The Government of Canada reintroduced framework legislation for the Canada Disability Benefit (Bill C-22) in the House of Commons on June 2, 2022. The goal of the proposed benefit is to reduce poverty and support the financial security of working-age persons with disabilities. The Canada Disability Benefit is a key component of Canada’s first-ever Disability Inclusion Action Plan. In addition to the Benefit, the Disability Inclusion Action Plan also includes a robust employment strategy for Canadians with disabilities, as well as ongoing work to develop a better process to determine eligibility for federal disability programs and benefits.
The Government of Canada continually undertakes research and analysis on potential basic income programs and other approaches that could positively impact Canada’s economy and society, as part of its efforts to tackle poverty and to ensure that all Canadians have a real and fair opportunity to succeed. Findings from this analysis underscore that a basic income program would represent a major change in Canada's social safety net, not only in scope and scale, but also in the way it would have to engage provincial and territorial jurisdictions over social assistance. Nevertheless, if a provincial or territorial government decides to proceed with a basic income pilot, the Government of Canada would be pleased to share federal-level administrative, survey, and tax data that could support program design and evaluation. As we move towards economic recovery, the Government is continuing to explore a variety of potential shorter and longer-term policy responses that could address the ongoing needs of Canadians.
Income security is a shared jurisdiction across different levels of government. At the federal level, the Government of Canada already has programs with similar features to a basic income, such as the Canada Child Benefit for families with children, the Old Age Security program and the Guaranteed Income Supplement for seniors. In addition, existing programs such as the Canada Workers Benefit and Employment Insurance (EI) provide income supports for low-income individuals with labour market attachment or those with insurable employment.
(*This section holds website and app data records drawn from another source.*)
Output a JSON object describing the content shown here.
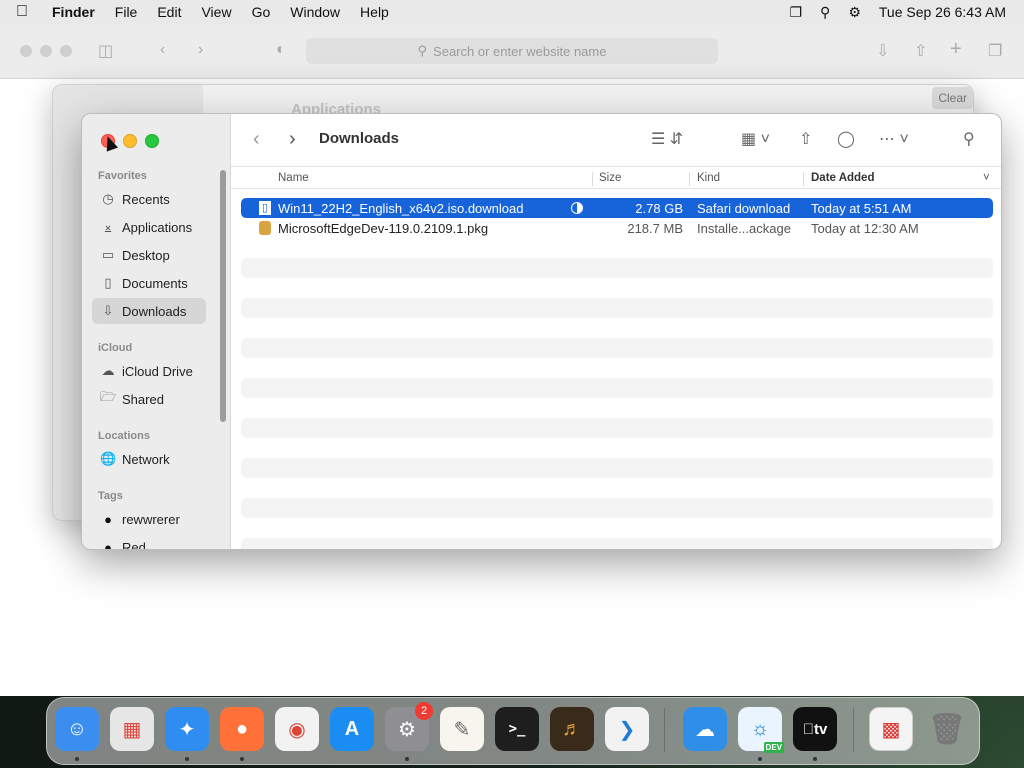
{
  "menubar": {
    "app": "Finder",
    "items": [
      "File",
      "Edit",
      "View",
      "Go",
      "Window",
      "Help"
    ],
    "clock": "Tue Sep 26  6:43 AM"
  },
  "safari": {
    "address_placeholder": "Search or enter website name"
  },
  "back_window": {
    "title": "Applications",
    "clear_label": "Clear"
  },
  "finder": {
    "title": "Downloads",
    "sidebar": {
      "favorites_label": "Favorites",
      "favorites": [
        {
          "label": "Recents",
          "icon": "clock-icon"
        },
        {
          "label": "Applications",
          "icon": "applications-icon"
        },
        {
          "label": "Desktop",
          "icon": "desktop-icon"
        },
        {
          "label": "Documents",
          "icon": "document-icon"
        },
        {
          "label": "Downloads",
          "icon": "download-icon",
          "selected": true
        }
      ],
      "icloud_label": "iCloud",
      "icloud": [
        {
          "label": "iCloud Drive",
          "icon": "cloud-icon"
        },
        {
          "label": "Shared",
          "icon": "shared-folder-icon"
        }
      ],
      "locations_label": "Locations",
      "locations": [
        {
          "label": "Network",
          "icon": "network-icon"
        }
      ],
      "tags_label": "Tags",
      "tags": [
        {
          "label": "rewwrerer",
          "color": "#111111"
        },
        {
          "label": "Red",
          "color": "#111111"
        }
      ]
    },
    "columns": {
      "name": "Name",
      "size": "Size",
      "kind": "Kind",
      "date": "Date Added"
    },
    "files": [
      {
        "name": "Win11_22H2_English_x64v2.iso.download",
        "size": "2.78 GB",
        "kind": "Safari download",
        "date": "Today at 5:51 AM",
        "selected": true,
        "progress": 0.5
      },
      {
        "name": "MicrosoftEdgeDev-119.0.2109.1.pkg",
        "size": "218.7 MB",
        "kind": "Installe...ackage",
        "date": "Today at 12:30 AM",
        "selected": false
      }
    ]
  },
  "dock": {
    "apps": [
      "Finder",
      "Launchpad",
      "Safari",
      "Firefox",
      "Chrome",
      "App Store",
      "System Settings",
      "TextEdit",
      "Terminal",
      "GarageBand",
      "VS Code",
      "Weather",
      "Edge Dev",
      "Apple TV"
    ],
    "settings_badge": "2",
    "tv_label": "tv",
    "edge_label": "DEV"
  },
  "colors": {
    "selection": "#1763d9",
    "close": "#fe5f57",
    "minimize": "#febc2e",
    "zoom": "#28c840"
  }
}
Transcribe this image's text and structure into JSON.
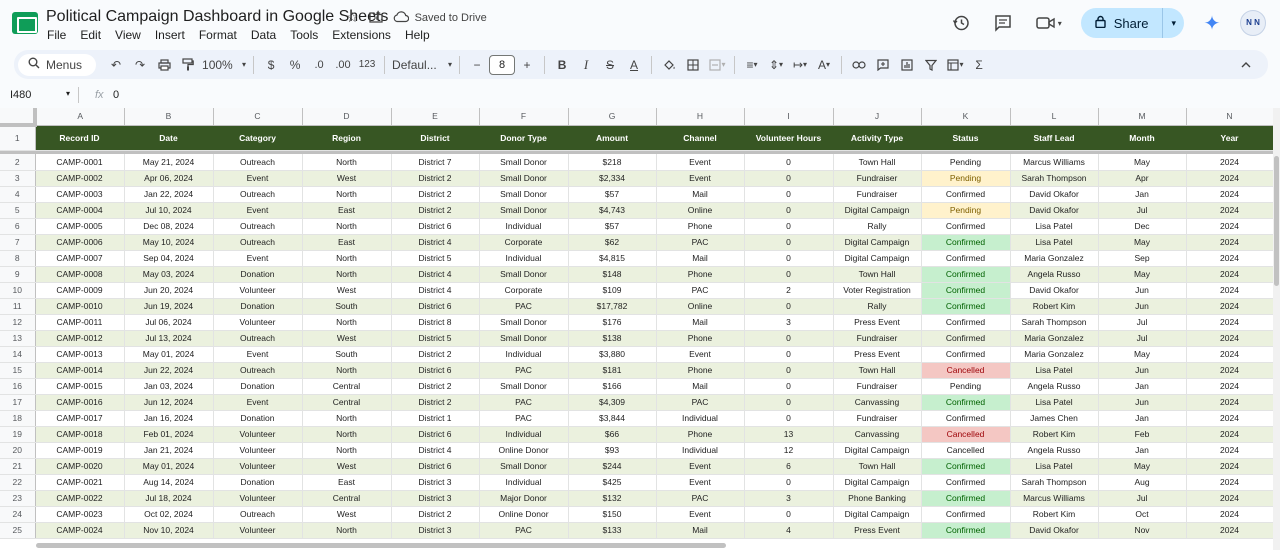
{
  "title": "Political Campaign Dashboard in Google Sheets",
  "saved_status": "Saved to Drive",
  "menu": [
    "File",
    "Edit",
    "View",
    "Insert",
    "Format",
    "Data",
    "Tools",
    "Extensions",
    "Help"
  ],
  "share_label": "Share",
  "avatar_text": "N N",
  "toolbar": {
    "menus_label": "Menus",
    "zoom": "100%",
    "currency": "$",
    "percent": "%",
    "dec_decrease": ".0",
    "dec_increase": ".00",
    "number_format": "123",
    "font": "Defaul...",
    "font_size": "8"
  },
  "formula_bar": {
    "cell_ref": "I480",
    "fx": "fx",
    "value": "0"
  },
  "columns": [
    "A",
    "B",
    "C",
    "D",
    "E",
    "F",
    "G",
    "H",
    "I",
    "J",
    "K",
    "L",
    "M",
    "N"
  ],
  "selected_column": "I",
  "headers": [
    "Record ID",
    "Date",
    "Category",
    "Region",
    "District",
    "Donor Type",
    "Amount",
    "Channel",
    "Volunteer Hours",
    "Activity Type",
    "Status",
    "Staff Lead",
    "Month",
    "Year"
  ],
  "rows": [
    [
      "CAMP-0001",
      "May 21, 2024",
      "Outreach",
      "North",
      "District 7",
      "Small Donor",
      "$218",
      "Event",
      "0",
      "Town Hall",
      "Pending",
      "Marcus Williams",
      "May",
      "2024"
    ],
    [
      "CAMP-0002",
      "Apr 06, 2024",
      "Event",
      "West",
      "District 2",
      "Small Donor",
      "$2,334",
      "Event",
      "0",
      "Fundraiser",
      "Pending",
      "Sarah Thompson",
      "Apr",
      "2024"
    ],
    [
      "CAMP-0003",
      "Jan 22, 2024",
      "Outreach",
      "North",
      "District 2",
      "Small Donor",
      "$57",
      "Mail",
      "0",
      "Fundraiser",
      "Confirmed",
      "David Okafor",
      "Jan",
      "2024"
    ],
    [
      "CAMP-0004",
      "Jul 10, 2024",
      "Event",
      "East",
      "District 2",
      "Small Donor",
      "$4,743",
      "Online",
      "0",
      "Digital Campaign",
      "Pending",
      "David Okafor",
      "Jul",
      "2024"
    ],
    [
      "CAMP-0005",
      "Dec 08, 2024",
      "Outreach",
      "North",
      "District 6",
      "Individual",
      "$57",
      "Phone",
      "0",
      "Rally",
      "Confirmed",
      "Lisa Patel",
      "Dec",
      "2024"
    ],
    [
      "CAMP-0006",
      "May 10, 2024",
      "Outreach",
      "East",
      "District 4",
      "Corporate",
      "$62",
      "PAC",
      "0",
      "Digital Campaign",
      "Confirmed",
      "Lisa Patel",
      "May",
      "2024"
    ],
    [
      "CAMP-0007",
      "Sep 04, 2024",
      "Event",
      "North",
      "District 5",
      "Individual",
      "$4,815",
      "Mail",
      "0",
      "Digital Campaign",
      "Confirmed",
      "Maria Gonzalez",
      "Sep",
      "2024"
    ],
    [
      "CAMP-0008",
      "May 03, 2024",
      "Donation",
      "North",
      "District 4",
      "Small Donor",
      "$148",
      "Phone",
      "0",
      "Town Hall",
      "Confirmed",
      "Angela Russo",
      "May",
      "2024"
    ],
    [
      "CAMP-0009",
      "Jun 20, 2024",
      "Volunteer",
      "West",
      "District 4",
      "Corporate",
      "$109",
      "PAC",
      "2",
      "Voter Registration",
      "Confirmed",
      "David Okafor",
      "Jun",
      "2024"
    ],
    [
      "CAMP-0010",
      "Jun 19, 2024",
      "Donation",
      "South",
      "District 6",
      "PAC",
      "$17,782",
      "Online",
      "0",
      "Rally",
      "Confirmed",
      "Robert Kim",
      "Jun",
      "2024"
    ],
    [
      "CAMP-0011",
      "Jul 06, 2024",
      "Volunteer",
      "North",
      "District 8",
      "Small Donor",
      "$176",
      "Mail",
      "3",
      "Press Event",
      "Confirmed",
      "Sarah Thompson",
      "Jul",
      "2024"
    ],
    [
      "CAMP-0012",
      "Jul 13, 2024",
      "Outreach",
      "West",
      "District 5",
      "Small Donor",
      "$138",
      "Phone",
      "0",
      "Fundraiser",
      "Confirmed",
      "Maria Gonzalez",
      "Jul",
      "2024"
    ],
    [
      "CAMP-0013",
      "May 01, 2024",
      "Event",
      "South",
      "District 2",
      "Individual",
      "$3,880",
      "Event",
      "0",
      "Press Event",
      "Confirmed",
      "Maria Gonzalez",
      "May",
      "2024"
    ],
    [
      "CAMP-0014",
      "Jun 22, 2024",
      "Outreach",
      "North",
      "District 6",
      "PAC",
      "$181",
      "Phone",
      "0",
      "Town Hall",
      "Cancelled",
      "Lisa Patel",
      "Jun",
      "2024"
    ],
    [
      "CAMP-0015",
      "Jan 03, 2024",
      "Donation",
      "Central",
      "District 2",
      "Small Donor",
      "$166",
      "Mail",
      "0",
      "Fundraiser",
      "Pending",
      "Angela Russo",
      "Jan",
      "2024"
    ],
    [
      "CAMP-0016",
      "Jun 12, 2024",
      "Event",
      "Central",
      "District 2",
      "PAC",
      "$4,309",
      "PAC",
      "0",
      "Canvassing",
      "Confirmed",
      "Lisa Patel",
      "Jun",
      "2024"
    ],
    [
      "CAMP-0017",
      "Jan 16, 2024",
      "Donation",
      "North",
      "District 1",
      "PAC",
      "$3,844",
      "Individual",
      "0",
      "Fundraiser",
      "Confirmed",
      "James Chen",
      "Jan",
      "2024"
    ],
    [
      "CAMP-0018",
      "Feb 01, 2024",
      "Volunteer",
      "North",
      "District 6",
      "Individual",
      "$66",
      "Phone",
      "13",
      "Canvassing",
      "Cancelled",
      "Robert Kim",
      "Feb",
      "2024"
    ],
    [
      "CAMP-0019",
      "Jan 21, 2024",
      "Volunteer",
      "North",
      "District 4",
      "Online Donor",
      "$93",
      "Individual",
      "12",
      "Digital Campaign",
      "Cancelled",
      "Angela Russo",
      "Jan",
      "2024"
    ],
    [
      "CAMP-0020",
      "May 01, 2024",
      "Volunteer",
      "West",
      "District 6",
      "Small Donor",
      "$244",
      "Event",
      "6",
      "Town Hall",
      "Confirmed",
      "Lisa Patel",
      "May",
      "2024"
    ],
    [
      "CAMP-0021",
      "Aug 14, 2024",
      "Donation",
      "East",
      "District 3",
      "Individual",
      "$425",
      "Event",
      "0",
      "Digital Campaign",
      "Confirmed",
      "Sarah Thompson",
      "Aug",
      "2024"
    ],
    [
      "CAMP-0022",
      "Jul 18, 2024",
      "Volunteer",
      "Central",
      "District 3",
      "Major Donor",
      "$132",
      "PAC",
      "3",
      "Phone Banking",
      "Confirmed",
      "Marcus Williams",
      "Jul",
      "2024"
    ],
    [
      "CAMP-0023",
      "Oct 02, 2024",
      "Outreach",
      "West",
      "District 2",
      "Online Donor",
      "$150",
      "Event",
      "0",
      "Digital Campaign",
      "Confirmed",
      "Robert Kim",
      "Oct",
      "2024"
    ],
    [
      "CAMP-0024",
      "Nov 10, 2024",
      "Volunteer",
      "North",
      "District 3",
      "PAC",
      "$133",
      "Mail",
      "4",
      "Press Event",
      "Confirmed",
      "David Okafor",
      "Nov",
      "2024"
    ]
  ],
  "status_fill": [
    "none",
    "yellow",
    "none",
    "yellow",
    "none",
    "green",
    "none",
    "green",
    "green",
    "green",
    "none",
    "none",
    "none",
    "red",
    "none",
    "green",
    "none",
    "red",
    "none",
    "green",
    "none",
    "green",
    "none",
    "green"
  ],
  "colors": {
    "header_bg": "#375623",
    "band_bg": "#ebf1de",
    "pending_fill": "#fff2cc",
    "confirmed_fill": "#c6efce",
    "cancelled_fill": "#f4c7c3",
    "share_bg": "#c2e7ff",
    "toolbar_bg": "#edf2fa"
  }
}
These programs exist alongside provincial and territorial social assistance programs.
The Government of Canada continually undertakes research and analysis on a range of policies and programs as part of its efforts to ensure that all Canadians have a real and fair opportunity to succeed. Findings from this analysis underscore that a universal basic income program would represent a major change in Canada's social safety net, not only in scope and scale, but also in the way it would have to engage provincial/territorial jurisdiction over social assistance. As numerous academics have pointed out, any basic income proposal has to confront fundamental trade-offs in relation to the amount of the benefit level, the impact on work incentives, and program costs.
The Government of Canada provides significant financial support to provincial and territorial governments on an ongoing basis to assist them in the provision of programs and services.
In 2022-23, the Government of Prince Edward Island will receive $768 million through major transfers, consisting of $503 million in Equalization, $196 million through the Canada Health Transfer, and $69 million through the Canada Social Transfer. Together, major transfers are estimated to account for approximately 30 percent of Prince Edward Island’s revenues in 2022-23, with Equalization accounting for nearly 20 percent. Withholding payments of the Canada Health Transfer or Canada Social Transfer are only done as a result of provincial and territorial non-compliance of the Canada Health Act or the imposition of a minimum residency requirement on social assistance programs, respectively.
Only validated signatures are counted towards the total number of signatures.
|Province / Territory||Signatures|
|Newfoundland and Labrador||7|
|Prince Edward Island||157|